In May 2020, several indicators show the severe economic and social impact of COVID-19. In this note we will reflect on the conditions in the labour sector in advanced (AE) and emerging (EE) economies in the face of the virus; the role of the State; the incentives to get the economy and global value chains moving; and finally give an overview from the world economy.
Firstly, the labour sector in the AE and EE has two unusual features that stand out in the face of the unemployment of economic activities. On the one hand, the AE have very developed unemployment insurance, and on the other hand, the EE have not even been able to reduce the levels of informal employment. While the former have elements to compensate workers' income in the face of the impact of job loss, the latter not only experience job loss but also transfers the formal population to the informal sector. The informal sector, it should be noted, lacks monetary support in situations like the present.
AE's have an economic space that allows for isolation policies to contain the contagion. The EE finds isolation difficult since a large part of the population is in the informal sector and does not have the means to subsist without going out to work. Governments in both sets of countries seek to reopen, in the face of second-quarter forecasts with severe falls in GDP - up to 40% for the USA and Canada.
The country with the highest absolute number of deaths at a global level by COVID-19, as can be seen in the first figure, is the USA. With the registration of new infections in South Korea, China, Spain, and Germany, there have been signs of a second wave of infections, indicating that reopening the economies is a potential danger.
The number of deaths from COVID-19 per million inhabitants, by country, San Marino, Belgium and Andorra lead with 1,208; 740 and 621 deaths per million. It is worth noting that, among the 15 states with the highest mortality per million, 13 countries are European and two North American, with the USA in 11th place and Canada in 14th. Sweden, which also chose not to implement containment measures, has more deaths per million inhabitants than the US, with the former having 319 and the latter 238.
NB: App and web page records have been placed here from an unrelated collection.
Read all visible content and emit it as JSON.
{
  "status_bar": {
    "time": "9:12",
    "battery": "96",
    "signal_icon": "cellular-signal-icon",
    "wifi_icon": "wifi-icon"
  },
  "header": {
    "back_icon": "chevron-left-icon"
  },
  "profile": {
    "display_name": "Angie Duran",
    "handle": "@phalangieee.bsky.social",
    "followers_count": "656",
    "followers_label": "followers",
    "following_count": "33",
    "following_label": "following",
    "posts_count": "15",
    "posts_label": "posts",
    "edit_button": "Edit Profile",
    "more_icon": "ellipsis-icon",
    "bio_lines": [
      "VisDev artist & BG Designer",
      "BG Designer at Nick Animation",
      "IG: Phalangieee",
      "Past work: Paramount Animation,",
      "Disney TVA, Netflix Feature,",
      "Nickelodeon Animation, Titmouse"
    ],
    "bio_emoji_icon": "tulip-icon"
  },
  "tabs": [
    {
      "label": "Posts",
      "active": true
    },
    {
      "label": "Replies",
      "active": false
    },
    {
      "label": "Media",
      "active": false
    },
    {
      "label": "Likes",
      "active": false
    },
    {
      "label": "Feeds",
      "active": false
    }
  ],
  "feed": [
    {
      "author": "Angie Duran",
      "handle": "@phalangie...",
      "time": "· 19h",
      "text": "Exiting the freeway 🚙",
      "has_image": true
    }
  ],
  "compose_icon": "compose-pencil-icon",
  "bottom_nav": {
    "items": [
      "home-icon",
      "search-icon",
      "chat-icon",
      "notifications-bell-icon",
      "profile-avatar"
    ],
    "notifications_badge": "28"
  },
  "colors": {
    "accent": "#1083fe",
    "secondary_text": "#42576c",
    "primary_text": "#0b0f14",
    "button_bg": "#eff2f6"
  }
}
The COVID19 pandemic is a reminder that health is a public good, and the need for a universal and free health system is fundamental. Similarly, in the face of the lack of income, comprehensive unemployment insurance must be considered. This insurance is achievable through fiscal means, but not through corporate tax reductions or austerity policies. Nevertheless, there are considerable differences between EA and EE in terms of spending capacity or debt. Before the crisis, the US already had a total public debt of more than 105% of the GDP in 2019. With the business support packages to alleviate the effects of COVID19, these levels will increase.
Recent data point to drastic falls for international trade. Until April 2020, the US registered falls in both imports and exports, which began in March 2018 as an effect of the trade war. In China, on the other hand, imports continued the fall that started in December 2019. That contraction comes from the interruption of the global value chains (GVC) and the reduction in the prices of raw materials, including oil. There was also a drop in volume due to the closure of economic activities (see http://www.obela.org/en-analisis/the-fall-in-world-trade-volume-and-comm...).
For economies that export commodities as well as processed inputs, the fall in imports will be sharper. Countries in Latin America, Africa, and Southeast Asia may be hard hit, resulting from a double effect: a fall in domestic production and a fall in exports. Thus, the economic impact of COVID-19 may be much more significant than that estimated in the latest IMF projections in April. It projects a global contraction of -3% of GDP, -5.9% in the US, -7.5% in the European Union, and a drop in China's growth to 1.2%.
The pressure to reactivate the GVC to reduce the economic impact is increasing, but the second wave of contagion has been seen in the countries trying to return to normal. The widely publicized Swedish example has a very high cost in human lives, as we have seen. The dilemma in the concise term is: recover the economy with a loss in human beings or continue with the isolation and risk a more significant economic fall.